● **PROBLEM DETAILS**
Output all of the data exactly as it appears, but leave out any pictures it contains.

Dataset records:
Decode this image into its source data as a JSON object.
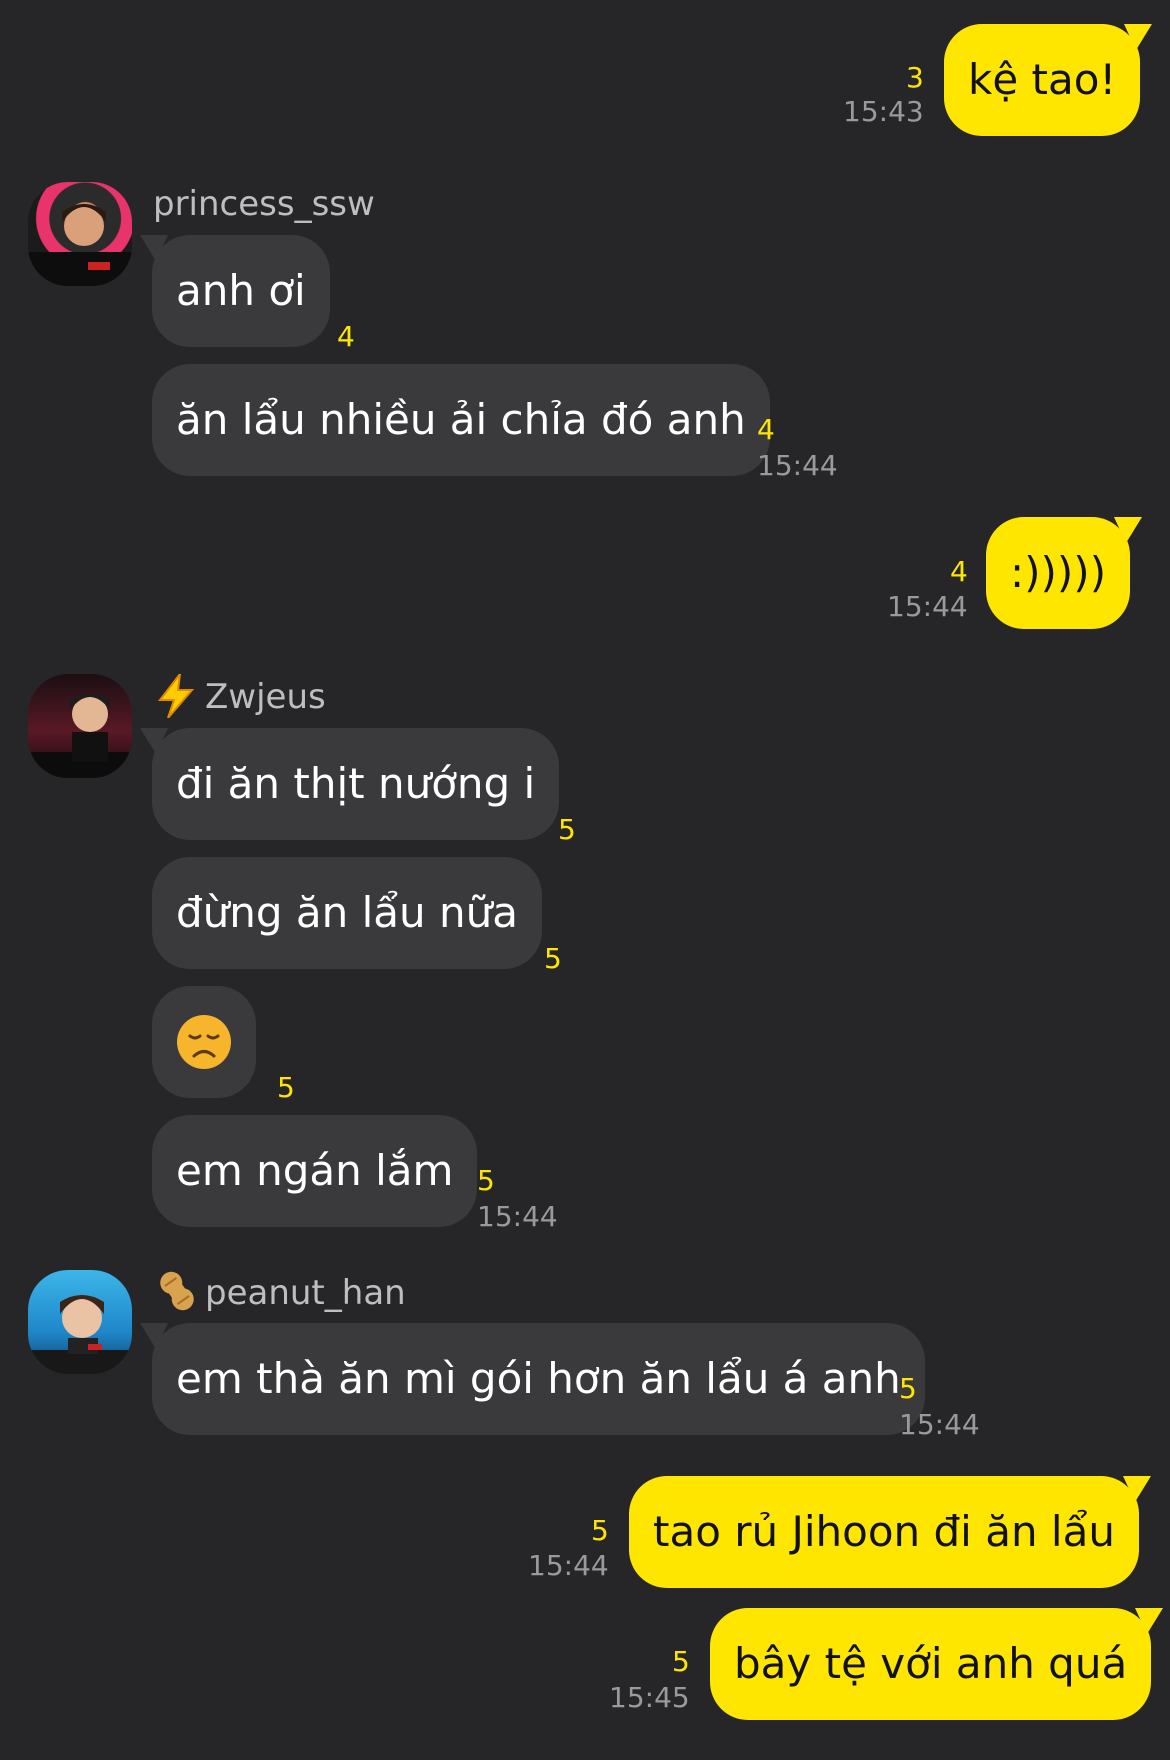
{
  "messages": [
    {
      "text": "kệ tao!",
      "count": "3",
      "time": "15:43"
    },
    {
      "sender": "princess_ssw",
      "text": "anh ơi",
      "count": "4"
    },
    {
      "text": "ăn lẩu nhiều ải chỉa đó anh",
      "count": "4",
      "time": "15:44"
    },
    {
      "text": ":)))))",
      "count": "4",
      "time": "15:44"
    },
    {
      "sender": "Zwjeus",
      "text": "đi ăn thịt nướng i",
      "count": "5"
    },
    {
      "text": "đừng ăn lẩu nữa",
      "count": "5"
    },
    {
      "emoji": "😞",
      "count": "5"
    },
    {
      "text": "em ngán lắm",
      "count": "5",
      "time": "15:44"
    },
    {
      "sender": "peanut_han",
      "text": "em thà ăn mì gói hơn ăn lẩu á anh",
      "count": "5",
      "time": "15:44"
    },
    {
      "text": "tao rủ Jihoon đi ăn lẩu",
      "count": "5",
      "time": "15:44"
    },
    {
      "text": "bây tệ với anh quá",
      "count": "5",
      "time": "15:45"
    }
  ],
  "icons": {
    "zwjeus_badge": "lightning-icon",
    "peanut_badge": "peanut-icon"
  },
  "colors": {
    "background": "#262628",
    "incoming_bubble": "#3a3a3c",
    "outgoing_bubble": "#ffe600",
    "unread_count": "#ffe600",
    "timestamp": "#9a9a9e"
  }
}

● **ANSWER BELOW**
Decode this image into its source data as a JSON object.
{
  "messages": [
    {
      "text": "kệ tao!",
      "count": "3",
      "time": "15:43"
    },
    {
      "sender": "princess_ssw",
      "text": "anh ơi",
      "count": "4"
    },
    {
      "text": "ăn lẩu nhiều ải chỉa đó anh",
      "count": "4",
      "time": "15:44"
    },
    {
      "text": ":)))))",
      "count": "4",
      "time": "15:44"
    },
    {
      "sender": "Zwjeus",
      "text": "đi ăn thịt nướng i",
      "count": "5"
    },
    {
      "text": "đừng ăn lẩu nữa",
      "count": "5"
    },
    {
      "emoji": "😞",
      "count": "5"
    },
    {
      "text": "em ngán lắm",
      "count": "5",
      "time": "15:44"
    },
    {
      "sender": "peanut_han",
      "text": "em thà ăn mì gói hơn ăn lẩu á anh",
      "count": "5",
      "time": "15:44"
    },
    {
      "text": "tao rủ Jihoon đi ăn lẩu",
      "count": "5",
      "time": "15:44"
    },
    {
      "text": "bây tệ với anh quá",
      "count": "5",
      "time": "15:45"
    }
  ],
  "icons": {
    "zwjeus_badge": "lightning-icon",
    "peanut_badge": "peanut-icon"
  },
  "colors": {
    "background": "#262628",
    "incoming_bubble": "#3a3a3c",
    "outgoing_bubble": "#ffe600",
    "unread_count": "#ffe600",
    "timestamp": "#9a9a9e"
  }
}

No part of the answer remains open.